Strict COVID-19 measures are being reintroduced in the state of Victoria after a 26-year-old Australian Open hotel worker tested positive.
Up to 600 tennis players, officials and support staff have been told to isolate and be screened, while warm-up matches for next week’s Grand Slam in Melbourne have been canceled. They must return a negative coronavirus test before they can resume their preparations for next week’s tournament.
“About five [to] 600 people that are either players or officials and others who are casual contacts, they will be isolating until they get a negative test,” said Victoria Premier Daniel Andrews. “So, it may have an impact on the lead-up event, but at this stage there is no impact to the tournament proper.”
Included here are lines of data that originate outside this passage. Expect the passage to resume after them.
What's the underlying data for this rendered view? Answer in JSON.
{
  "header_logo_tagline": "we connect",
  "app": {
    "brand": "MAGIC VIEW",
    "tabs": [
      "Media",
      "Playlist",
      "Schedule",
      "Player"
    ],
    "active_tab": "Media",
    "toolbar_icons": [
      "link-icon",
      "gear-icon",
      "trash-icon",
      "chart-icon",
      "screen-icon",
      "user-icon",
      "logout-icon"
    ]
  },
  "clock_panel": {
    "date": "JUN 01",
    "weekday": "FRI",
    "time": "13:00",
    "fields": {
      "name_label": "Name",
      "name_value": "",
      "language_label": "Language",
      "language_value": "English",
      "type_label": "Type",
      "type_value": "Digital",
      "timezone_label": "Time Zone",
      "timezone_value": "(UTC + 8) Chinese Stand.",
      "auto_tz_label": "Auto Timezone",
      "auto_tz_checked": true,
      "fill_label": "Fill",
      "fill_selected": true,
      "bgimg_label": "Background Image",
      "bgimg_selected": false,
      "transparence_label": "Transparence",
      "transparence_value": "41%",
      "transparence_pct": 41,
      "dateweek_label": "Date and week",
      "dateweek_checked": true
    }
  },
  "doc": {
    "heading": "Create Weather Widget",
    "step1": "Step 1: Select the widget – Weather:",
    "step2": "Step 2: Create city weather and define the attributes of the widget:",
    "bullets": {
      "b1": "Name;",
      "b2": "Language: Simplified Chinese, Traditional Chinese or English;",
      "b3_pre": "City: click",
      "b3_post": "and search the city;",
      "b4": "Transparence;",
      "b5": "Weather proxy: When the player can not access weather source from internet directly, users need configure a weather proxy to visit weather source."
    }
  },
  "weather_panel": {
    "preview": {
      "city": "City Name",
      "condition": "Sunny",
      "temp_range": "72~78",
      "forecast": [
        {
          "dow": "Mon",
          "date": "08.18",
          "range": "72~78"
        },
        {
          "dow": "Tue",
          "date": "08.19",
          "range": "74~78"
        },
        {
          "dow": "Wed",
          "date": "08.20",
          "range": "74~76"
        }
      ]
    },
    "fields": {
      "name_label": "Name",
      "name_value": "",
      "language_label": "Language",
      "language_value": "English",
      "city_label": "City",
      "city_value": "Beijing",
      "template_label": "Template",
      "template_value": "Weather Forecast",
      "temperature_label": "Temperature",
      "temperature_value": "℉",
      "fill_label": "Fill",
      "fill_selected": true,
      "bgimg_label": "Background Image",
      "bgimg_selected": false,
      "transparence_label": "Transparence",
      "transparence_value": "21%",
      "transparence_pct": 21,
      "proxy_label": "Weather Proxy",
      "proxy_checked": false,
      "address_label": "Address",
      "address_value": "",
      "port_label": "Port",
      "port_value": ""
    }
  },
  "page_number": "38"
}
Andrews added that there was “no need for people to panic” because Victoria was adept at containing coronavirus outbreaks following a marathon four-month lockdown last year.
Warm-up matches at Melbourne Park were suspended Thursday as a precaution.
Australian player Nick Kyrgios says while he supports the decision, he believes some of his colleagues won’t.
“I am not going to complain,” he said. “You know, it is not about me. My mum is incredibly sick. You know, [if] she gets COVID, then do you know what I mean, there is too much risk in all this. I do not understand why it is so hard for tennis players to understand, like, you are just a tennis player. It is not life and death like this is.”
Restrictions also apply to the broader community in the state of Victoria. Masks are mandatory, and private gatherings in homes are limited to 15 people.
Western Australia continues to face twin emergencies -- a coronavirus lockdown and devastating bushfires -- as residents in the state capital, Perth, enter their fourth day of a five-day lockdown. It was ordered after a worker at a quarantine hotel for Australians returning from overseas tested positive to coronavirus.
State authorities in New South Wales said Thursday they had recorded no new community COVID-19 cases for the 18th consecutive day.
Australia has recorded 28,829 COVID-19 cases and 909 deaths since the pandemic began, according to official government figures.